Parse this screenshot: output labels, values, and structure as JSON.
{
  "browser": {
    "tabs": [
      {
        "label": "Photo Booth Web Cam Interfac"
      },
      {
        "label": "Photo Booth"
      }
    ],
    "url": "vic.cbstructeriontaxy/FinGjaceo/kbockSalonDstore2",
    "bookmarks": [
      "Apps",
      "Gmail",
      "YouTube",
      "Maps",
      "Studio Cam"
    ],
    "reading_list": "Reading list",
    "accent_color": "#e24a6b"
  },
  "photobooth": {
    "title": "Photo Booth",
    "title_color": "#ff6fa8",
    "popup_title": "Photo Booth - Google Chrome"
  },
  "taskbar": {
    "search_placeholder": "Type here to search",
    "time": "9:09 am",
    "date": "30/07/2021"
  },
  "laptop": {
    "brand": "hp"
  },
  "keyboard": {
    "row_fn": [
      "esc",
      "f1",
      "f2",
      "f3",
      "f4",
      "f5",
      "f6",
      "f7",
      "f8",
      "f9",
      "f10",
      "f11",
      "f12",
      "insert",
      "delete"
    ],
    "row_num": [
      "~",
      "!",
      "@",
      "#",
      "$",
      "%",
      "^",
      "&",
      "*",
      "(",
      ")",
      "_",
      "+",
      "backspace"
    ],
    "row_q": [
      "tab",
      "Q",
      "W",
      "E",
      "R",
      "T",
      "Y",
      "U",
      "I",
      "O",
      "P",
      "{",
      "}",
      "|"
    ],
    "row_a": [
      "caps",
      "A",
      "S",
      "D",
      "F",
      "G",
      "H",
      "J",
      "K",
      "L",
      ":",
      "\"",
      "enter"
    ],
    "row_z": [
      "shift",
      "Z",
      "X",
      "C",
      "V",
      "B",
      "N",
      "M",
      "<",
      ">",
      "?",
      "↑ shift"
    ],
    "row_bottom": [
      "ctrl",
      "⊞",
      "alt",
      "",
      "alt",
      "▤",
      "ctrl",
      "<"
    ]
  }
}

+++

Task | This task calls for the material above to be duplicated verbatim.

Your solution |
Parse this screenshot: output labels, values, and structure as JSON.
{
  "browser": {
    "tabs": [
      {
        "label": "Photo Booth Web Cam Interfac"
      },
      {
        "label": "Photo Booth"
      }
    ],
    "url": "vic.cbstructeriontaxy/FinGjaceo/kbockSalonDstore2",
    "bookmarks": [
      "Apps",
      "Gmail",
      "YouTube",
      "Maps",
      "Studio Cam"
    ],
    "reading_list": "Reading list",
    "accent_color": "#e24a6b"
  },
  "photobooth": {
    "title": "Photo Booth",
    "title_color": "#ff6fa8",
    "popup_title": "Photo Booth - Google Chrome"
  },
  "taskbar": {
    "search_placeholder": "Type here to search",
    "time": "9:09 am",
    "date": "30/07/2021"
  },
  "laptop": {
    "brand": "hp"
  },
  "keyboard": {
    "row_fn": [
      "esc",
      "f1",
      "f2",
      "f3",
      "f4",
      "f5",
      "f6",
      "f7",
      "f8",
      "f9",
      "f10",
      "f11",
      "f12",
      "insert",
      "delete"
    ],
    "row_num": [
      "~",
      "!",
      "@",
      "#",
      "$",
      "%",
      "^",
      "&",
      "*",
      "(",
      ")",
      "_",
      "+",
      "backspace"
    ],
    "row_q": [
      "tab",
      "Q",
      "W",
      "E",
      "R",
      "T",
      "Y",
      "U",
      "I",
      "O",
      "P",
      "{",
      "}",
      "|"
    ],
    "row_a": [
      "caps",
      "A",
      "S",
      "D",
      "F",
      "G",
      "H",
      "J",
      "K",
      "L",
      ":",
      "\"",
      "enter"
    ],
    "row_z": [
      "shift",
      "Z",
      "X",
      "C",
      "V",
      "B",
      "N",
      "M",
      "<",
      ">",
      "?",
      "↑ shift"
    ],
    "row_bottom": [
      "ctrl",
      "⊞",
      "alt",
      "",
      "alt",
      "▤",
      "ctrl",
      "<"
    ]
  }
}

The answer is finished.